Disempowerment is the very reason we want to become Agile. There is no empowerment without disempowerment, yin and yang.
I had the privilege of attending my first meeting (and definitely not the last one!) with the awesome group Cambridge Agile Exchange (CAE) a few days ago where, on top of catching up with a great bunch of professionals, we had a really interesting workshop about dealing with disempowerment.
The workshop consisted on two specific activities: the first one, discuss in small groups (6-8, four teams in total) on how to disempower people, not the other way around. I liked this approach, as it definitely reflects what I mentioned above: empowerment cannot exist without disempowerment. Our group decided to split the time writing individually our ideas, then group them together to find common elements and, most importantly, understand as a group which ones were the obvious bottlenecks and hot topics.
Of course, some brutally honest (and hilarious) cards emerged as a result: in order to disempower people we should add unnecessary processes, block changes, have strong opinions, focus on the problems, remove choices, remove access to information, stop listening, make fun of other people’s ideas, criticise everything, punish failure… which in this context sounds fun, but the sad reality is that we need to deal with these constraints on a daily basis on our real professional lives to a higher or lesser degree. We found the common big topics:
- Access to information
- Rewards and punishments
The second part was a bit more specific: we were given a couple of cards with a real life scenario and discuss what it meant. Our card (without remembering the exact words) effectively stated the stress of a team member who felt no one cared about quality and that it wasn’t possible to work with such incompetent people.
We all agreed we needed to look at all possible angles about such swooping sentence: Was it indeed the team’s fault? Was it not his own perspective? Did he/she actually speak up publicly about it? Did he/she actually have a point? We spent a bit considering it all, then we exposed our conclusions. It was all done in a very Agile way, seeking the source of truth and being open about everything, focusing in the solution of the problem.
And that was it: I went home with the satisfaction of refreshing a very relevant topic,. I spent the following days comparing this workshop with my current employer, but also past ones in my mind. And it is quite interesting how disempowerment ends up being a question of individual egos, undeserved power, rooted culture and, most importantly, the inability of organisations with old-fashioned practices to decentralise decisions and effectively provide true freedom to their employees by trusting their professional choices, even if they’re wrong.
I have been over and over during my professional years of experience (even as we speak, even being part of a company that truly embraces Agile) experiencing the same situation: bottlenecks, people who consider that being single points of failure is something good, people who only care about their own objectives and is unable to meet halfway, people with excess of strong opinions, people who don’t listen (or even worse, who pretend to listen) … none of this being black or white but with many degrees of shade in between, but nevertheless present.
Disempowerment is powerful, because it allows us to achieve one of the tree key elements to achieve real change according to the Beckhard-Harris change model.
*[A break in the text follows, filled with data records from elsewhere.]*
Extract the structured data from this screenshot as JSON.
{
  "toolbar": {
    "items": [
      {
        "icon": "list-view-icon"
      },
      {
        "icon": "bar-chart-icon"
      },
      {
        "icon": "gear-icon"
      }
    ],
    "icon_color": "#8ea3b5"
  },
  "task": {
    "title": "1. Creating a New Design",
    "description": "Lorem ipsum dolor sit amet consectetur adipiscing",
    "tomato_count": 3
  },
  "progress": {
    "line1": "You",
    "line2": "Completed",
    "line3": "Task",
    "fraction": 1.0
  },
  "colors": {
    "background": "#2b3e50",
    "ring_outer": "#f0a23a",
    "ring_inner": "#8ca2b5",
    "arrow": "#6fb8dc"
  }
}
This element is Dissatisfaction.
Change = Dissatisfaction + Vision + Plan
The three elements needed to produce change need to be strong enough, otherwise they won’t be present and will not allow “real” change.
A real-life example: I am in a miserable personal relationship with someone I don’t really love. I am dissatisfied, but I am scared to be on my own or I don’t have enough emotional intelligence to neither make a plan of action, neither a vision of my future out of that relationship.
Another one could be: I have a plan of professional development and I have a vision where I am living in a foreign country, under a role I’ve wanted for a long time and that I have achieved after a lot of training and courses… but the truth is I’m comfortable with my personal life and the company I work with. So… I’m not dissatisfied enough to actually make it happen.
As I mentioned on a previous post, the source of good things normally has a very shady background. Disempowerment can elevate the dissatisfaction levels enough to produce a vision and a plan to eliminate it. And the result is true, genuine empowerment. Above personal egos, above toxic managers, above old-fashioned ways of working. Above organisations, I’d say.
I really loved discussing this topic with my Cambridge Agile Exchange colleagues, and I can’t wait to resume the chat and any other Agile topic, as long as we all have a true purpose to revolutionise our environments and see each other as peer colleagues, despite we might belong to different organisations. Because it’s not about us, it’s about true Agility.